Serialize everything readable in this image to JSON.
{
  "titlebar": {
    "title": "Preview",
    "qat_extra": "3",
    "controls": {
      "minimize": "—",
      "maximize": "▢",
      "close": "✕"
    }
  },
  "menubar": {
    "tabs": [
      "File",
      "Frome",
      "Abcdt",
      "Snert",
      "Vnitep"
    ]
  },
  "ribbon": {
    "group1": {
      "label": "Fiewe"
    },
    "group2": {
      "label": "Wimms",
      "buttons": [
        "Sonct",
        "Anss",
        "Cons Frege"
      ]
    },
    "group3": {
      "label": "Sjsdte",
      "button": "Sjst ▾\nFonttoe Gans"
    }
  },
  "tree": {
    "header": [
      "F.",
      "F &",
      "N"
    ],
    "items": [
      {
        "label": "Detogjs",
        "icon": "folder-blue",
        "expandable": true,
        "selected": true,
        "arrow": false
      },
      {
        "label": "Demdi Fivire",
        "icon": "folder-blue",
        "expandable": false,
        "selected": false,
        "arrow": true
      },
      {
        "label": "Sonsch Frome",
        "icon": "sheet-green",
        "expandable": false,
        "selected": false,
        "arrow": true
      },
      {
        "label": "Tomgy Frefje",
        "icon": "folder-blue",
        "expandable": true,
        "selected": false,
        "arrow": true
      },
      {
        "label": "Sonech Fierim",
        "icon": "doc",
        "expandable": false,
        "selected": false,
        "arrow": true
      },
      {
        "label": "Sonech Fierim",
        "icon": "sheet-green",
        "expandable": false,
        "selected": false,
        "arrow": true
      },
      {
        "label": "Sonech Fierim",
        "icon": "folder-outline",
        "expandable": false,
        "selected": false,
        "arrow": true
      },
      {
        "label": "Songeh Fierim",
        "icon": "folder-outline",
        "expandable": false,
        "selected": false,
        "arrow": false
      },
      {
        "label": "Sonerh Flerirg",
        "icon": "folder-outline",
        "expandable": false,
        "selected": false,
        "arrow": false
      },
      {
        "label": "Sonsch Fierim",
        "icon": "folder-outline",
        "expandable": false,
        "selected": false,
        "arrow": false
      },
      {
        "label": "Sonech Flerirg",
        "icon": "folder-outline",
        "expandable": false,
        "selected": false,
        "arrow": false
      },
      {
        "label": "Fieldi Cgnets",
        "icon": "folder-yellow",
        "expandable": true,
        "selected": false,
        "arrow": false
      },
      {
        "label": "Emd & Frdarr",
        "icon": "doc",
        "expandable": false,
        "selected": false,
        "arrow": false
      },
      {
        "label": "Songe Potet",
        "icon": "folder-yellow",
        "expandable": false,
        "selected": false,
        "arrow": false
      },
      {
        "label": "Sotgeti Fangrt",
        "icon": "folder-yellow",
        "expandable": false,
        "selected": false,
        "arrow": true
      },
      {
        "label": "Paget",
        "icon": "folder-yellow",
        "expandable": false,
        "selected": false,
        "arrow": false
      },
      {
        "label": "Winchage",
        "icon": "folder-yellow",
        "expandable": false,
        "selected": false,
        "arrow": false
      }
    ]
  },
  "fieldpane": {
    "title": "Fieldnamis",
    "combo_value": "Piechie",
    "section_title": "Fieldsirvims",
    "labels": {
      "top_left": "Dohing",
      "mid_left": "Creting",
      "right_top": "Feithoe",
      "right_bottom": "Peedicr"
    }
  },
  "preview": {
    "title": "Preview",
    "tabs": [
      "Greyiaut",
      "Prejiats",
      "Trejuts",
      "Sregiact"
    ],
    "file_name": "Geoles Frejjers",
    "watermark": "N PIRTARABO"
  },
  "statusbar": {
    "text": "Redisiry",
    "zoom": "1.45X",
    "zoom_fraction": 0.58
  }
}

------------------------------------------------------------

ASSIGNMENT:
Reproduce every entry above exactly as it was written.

RESPONSE AREA:
Serialize everything readable in this image to JSON.
{
  "titlebar": {
    "title": "Preview",
    "qat_extra": "3",
    "controls": {
      "minimize": "—",
      "maximize": "▢",
      "close": "✕"
    }
  },
  "menubar": {
    "tabs": [
      "File",
      "Frome",
      "Abcdt",
      "Snert",
      "Vnitep"
    ]
  },
  "ribbon": {
    "group1": {
      "label": "Fiewe"
    },
    "group2": {
      "label": "Wimms",
      "buttons": [
        "Sonct",
        "Anss",
        "Cons Frege"
      ]
    },
    "group3": {
      "label": "Sjsdte",
      "button": "Sjst ▾\nFonttoe Gans"
    }
  },
  "tree": {
    "header": [
      "F.",
      "F &",
      "N"
    ],
    "items": [
      {
        "label": "Detogjs",
        "icon": "folder-blue",
        "expandable": true,
        "selected": true,
        "arrow": false
      },
      {
        "label": "Demdi Fivire",
        "icon": "folder-blue",
        "expandable": false,
        "selected": false,
        "arrow": true
      },
      {
        "label": "Sonsch Frome",
        "icon": "sheet-green",
        "expandable": false,
        "selected": false,
        "arrow": true
      },
      {
        "label": "Tomgy Frefje",
        "icon": "folder-blue",
        "expandable": true,
        "selected": false,
        "arrow": true
      },
      {
        "label": "Sonech Fierim",
        "icon": "doc",
        "expandable": false,
        "selected": false,
        "arrow": true
      },
      {
        "label": "Sonech Fierim",
        "icon": "sheet-green",
        "expandable": false,
        "selected": false,
        "arrow": true
      },
      {
        "label": "Sonech Fierim",
        "icon": "folder-outline",
        "expandable": false,
        "selected": false,
        "arrow": true
      },
      {
        "label": "Songeh Fierim",
        "icon": "folder-outline",
        "expandable": false,
        "selected": false,
        "arrow": false
      },
      {
        "label": "Sonerh Flerirg",
        "icon": "folder-outline",
        "expandable": false,
        "selected": false,
        "arrow": false
      },
      {
        "label": "Sonsch Fierim",
        "icon": "folder-outline",
        "expandable": false,
        "selected": false,
        "arrow": false
      },
      {
        "label": "Sonech Flerirg",
        "icon": "folder-outline",
        "expandable": false,
        "selected": false,
        "arrow": false
      },
      {
        "label": "Fieldi Cgnets",
        "icon": "folder-yellow",
        "expandable": true,
        "selected": false,
        "arrow": false
      },
      {
        "label": "Emd & Frdarr",
        "icon": "doc",
        "expandable": false,
        "selected": false,
        "arrow": false
      },
      {
        "label": "Songe Potet",
        "icon": "folder-yellow",
        "expandable": false,
        "selected": false,
        "arrow": false
      },
      {
        "label": "Sotgeti Fangrt",
        "icon": "folder-yellow",
        "expandable": false,
        "selected": false,
        "arrow": true
      },
      {
        "label": "Paget",
        "icon": "folder-yellow",
        "expandable": false,
        "selected": false,
        "arrow": false
      },
      {
        "label": "Winchage",
        "icon": "folder-yellow",
        "expandable": false,
        "selected": false,
        "arrow": false
      }
    ]
  },
  "fieldpane": {
    "title": "Fieldnamis",
    "combo_value": "Piechie",
    "section_title": "Fieldsirvims",
    "labels": {
      "top_left": "Dohing",
      "mid_left": "Creting",
      "right_top": "Feithoe",
      "right_bottom": "Peedicr"
    }
  },
  "preview": {
    "title": "Preview",
    "tabs": [
      "Greyiaut",
      "Prejiats",
      "Trejuts",
      "Sregiact"
    ],
    "file_name": "Geoles Frejjers",
    "watermark": "N PIRTARABO"
  },
  "statusbar": {
    "text": "Redisiry",
    "zoom": "1.45X",
    "zoom_fraction": 0.58
  }
}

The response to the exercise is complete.